Items from a data source
»»

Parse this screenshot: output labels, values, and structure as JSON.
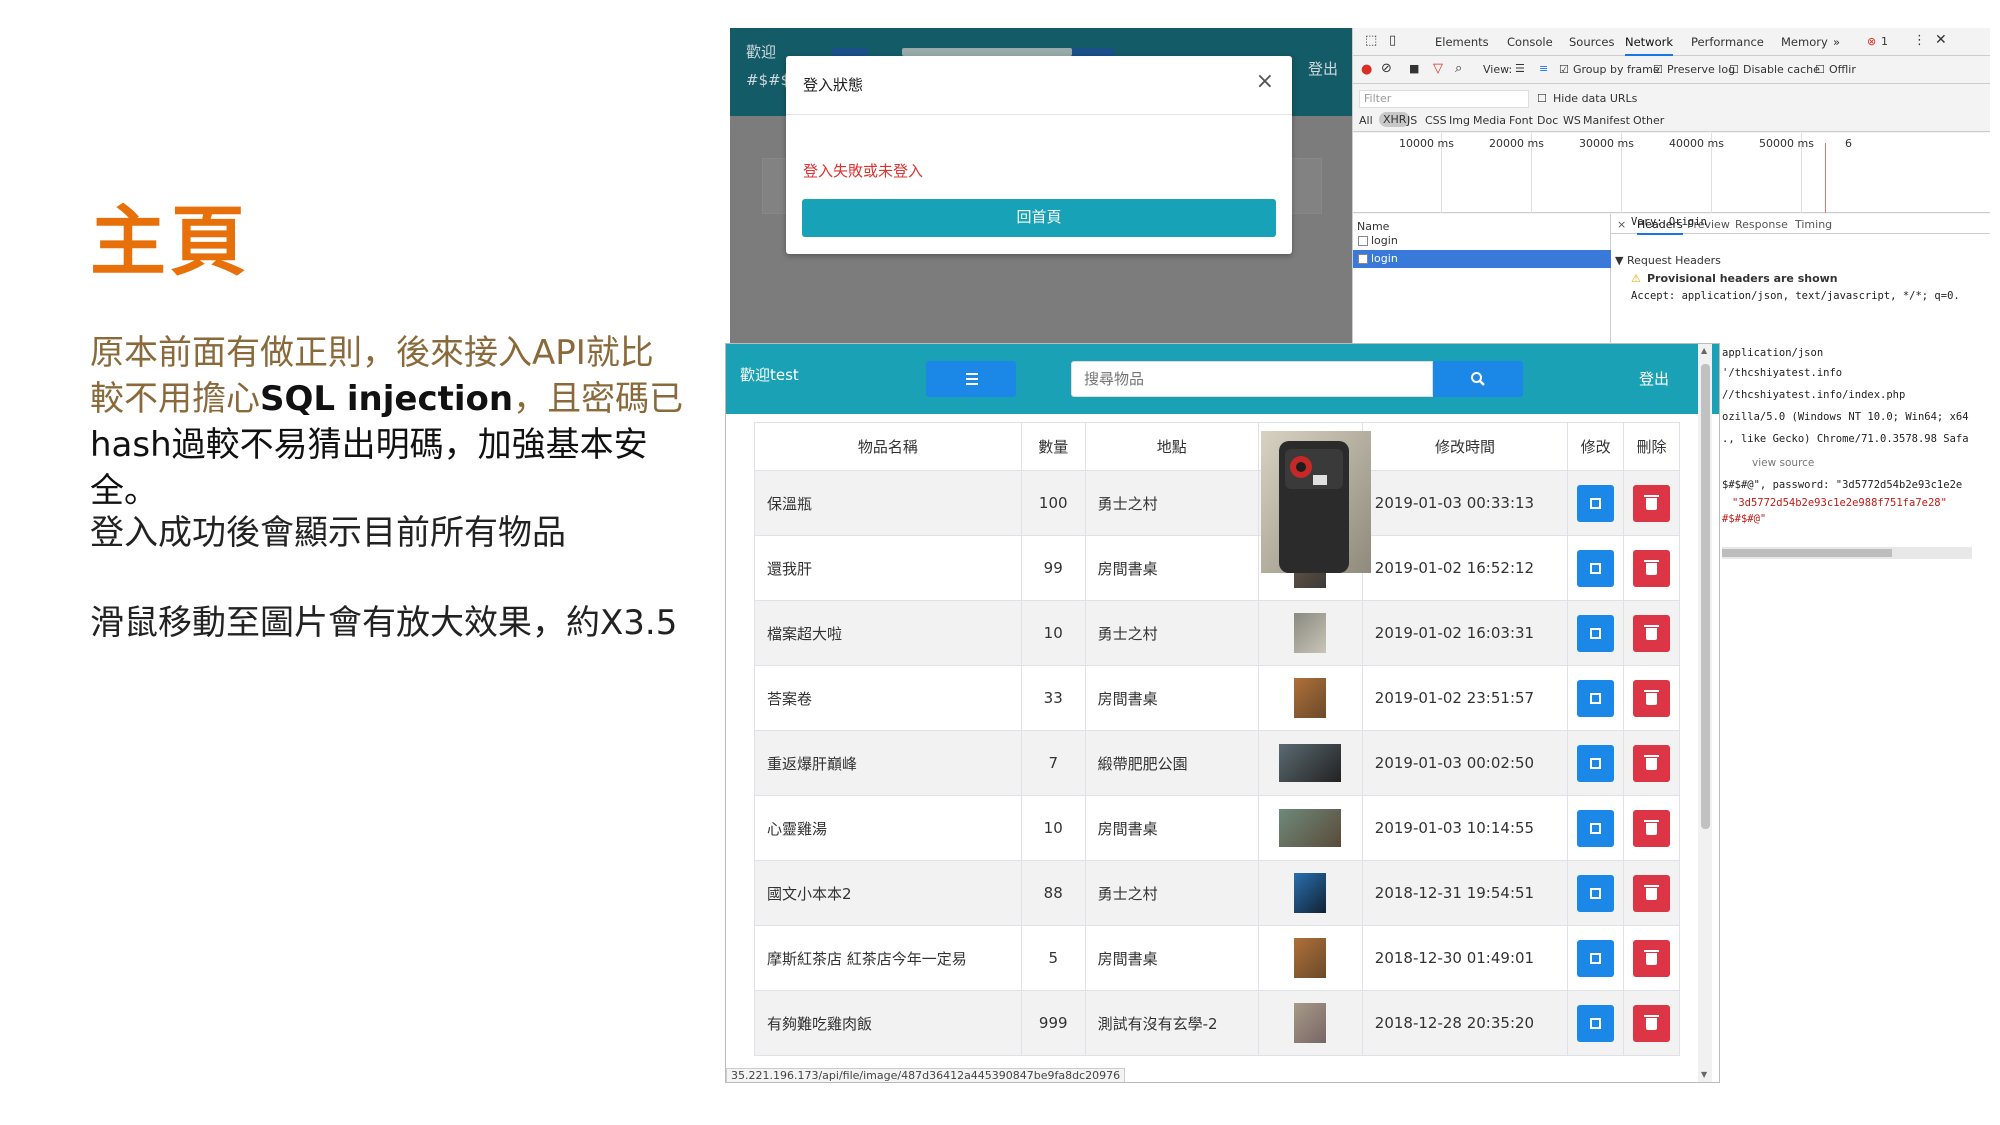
{
  "slide": {
    "title": "主頁",
    "para1_line1": "原本前面有做正則，後來接入API就比",
    "para1_line2a": "較不用擔心",
    "para1_line2b": "SQL injection",
    "para1_line2c": "，且密碼已",
    "para1_line3": "hash過較不易猜出明碼，加強基本安全。",
    "para2": "登入成功後會顯示目前所有物品",
    "para3": "滑鼠移動至圖片會有放大效果，約X3.5"
  },
  "login_screenshot": {
    "app_welcome_line1": "歡迎",
    "app_welcome_line2": "#$#$",
    "app_logout": "登出",
    "modal": {
      "title": "登入狀態",
      "close": "×",
      "message": "登入失敗或未登入",
      "home_button": "回首頁"
    },
    "devtools": {
      "tabs": [
        "Elements",
        "Console",
        "Sources",
        "Network",
        "Performance",
        "Memory",
        "»"
      ],
      "error_count": "1",
      "toolbar": {
        "view_label": "View:",
        "group_by_frame": "Group by frame",
        "preserve_log": "Preserve log",
        "disable_cache": "Disable cache",
        "offline": "Offlir"
      },
      "filter_placeholder": "Filter",
      "hide_data_urls": "Hide data URLs",
      "types": [
        "All",
        "XHR",
        "JS",
        "CSS",
        "Img",
        "Media",
        "Font",
        "Doc",
        "WS",
        "Manifest",
        "Other"
      ],
      "timeline_ticks": [
        "10000 ms",
        "20000 ms",
        "30000 ms",
        "40000 ms",
        "50000 ms",
        "6"
      ],
      "name_header": "Name",
      "requests": [
        "login",
        "login"
      ],
      "detail_tabs": [
        "Headers",
        "Preview",
        "Response",
        "Timing"
      ],
      "detail_close": "×",
      "vary": "Vary: Origin",
      "request_headers": "▼ Request Headers",
      "provisional": "Provisional headers are shown",
      "accept": "Accept: application/json, text/javascript, */*; q=0."
    }
  },
  "devtools_strip": {
    "lines": [
      "application/json",
      "'/thcshiyatest.info",
      "//thcshiyatest.info/index.php",
      "ozilla/5.0 (Windows NT 10.0; Win64; x64",
      "., like Gecko) Chrome/71.0.3578.98 Safa",
      "view source",
      "$#$#@\", password: \"3d5772d54b2e93c1e2e",
      "\"3d5772d54b2e93c1e2e988f751fa7e28\"",
      "#$#$#@\""
    ]
  },
  "main_page": {
    "welcome": "歡迎test",
    "search_placeholder": "搜尋物品",
    "logout": "登出",
    "headers": [
      "物品名稱",
      "數量",
      "地點",
      "",
      "修改時間",
      "修改",
      "刪除"
    ],
    "rows": [
      {
        "name": "保溫瓶",
        "qty": "100",
        "loc": "勇士之村",
        "time": "2019-01-03 00:33:13"
      },
      {
        "name": "還我肝",
        "qty": "99",
        "loc": "房間書桌",
        "time": "2019-01-02 16:52:12"
      },
      {
        "name": "檔案超大啦",
        "qty": "10",
        "loc": "勇士之村",
        "time": "2019-01-02 16:03:31"
      },
      {
        "name": "荅案卷",
        "qty": "33",
        "loc": "房間書桌",
        "time": "2019-01-02 23:51:57"
      },
      {
        "name": "重返爆肝巔峰",
        "qty": "7",
        "loc": "緞帶肥肥公園",
        "time": "2019-01-03 00:02:50"
      },
      {
        "name": "心靈雞湯",
        "qty": "10",
        "loc": "房間書桌",
        "time": "2019-01-03 10:14:55"
      },
      {
        "name": "國文小本本2",
        "qty": "88",
        "loc": "勇士之村",
        "time": "2018-12-31 19:54:51"
      },
      {
        "name": "摩斯紅茶店 紅茶店今年一定易",
        "qty": "5",
        "loc": "房間書桌",
        "time": "2018-12-30 01:49:01"
      },
      {
        "name": "有夠難吃雞肉飯",
        "qty": "999",
        "loc": "測試有沒有玄學-2",
        "time": "2018-12-28 20:35:20"
      }
    ],
    "status_url": "35.221.196.173/api/file/image/487d36412a445390847be9fa8dc20976"
  },
  "colors": {
    "title_orange": "#e8700a",
    "header_teal": "#1ba1b5",
    "primary_blue": "#1b87e6",
    "danger_red": "#dc3545",
    "modal_button": "#17a2b8"
  }
}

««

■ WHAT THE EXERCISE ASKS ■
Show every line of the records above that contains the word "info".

■ RESPONSE TO THIS TASK ■
      "'/thcshiyatest.info",
      "//thcshiyatest.info/index.php",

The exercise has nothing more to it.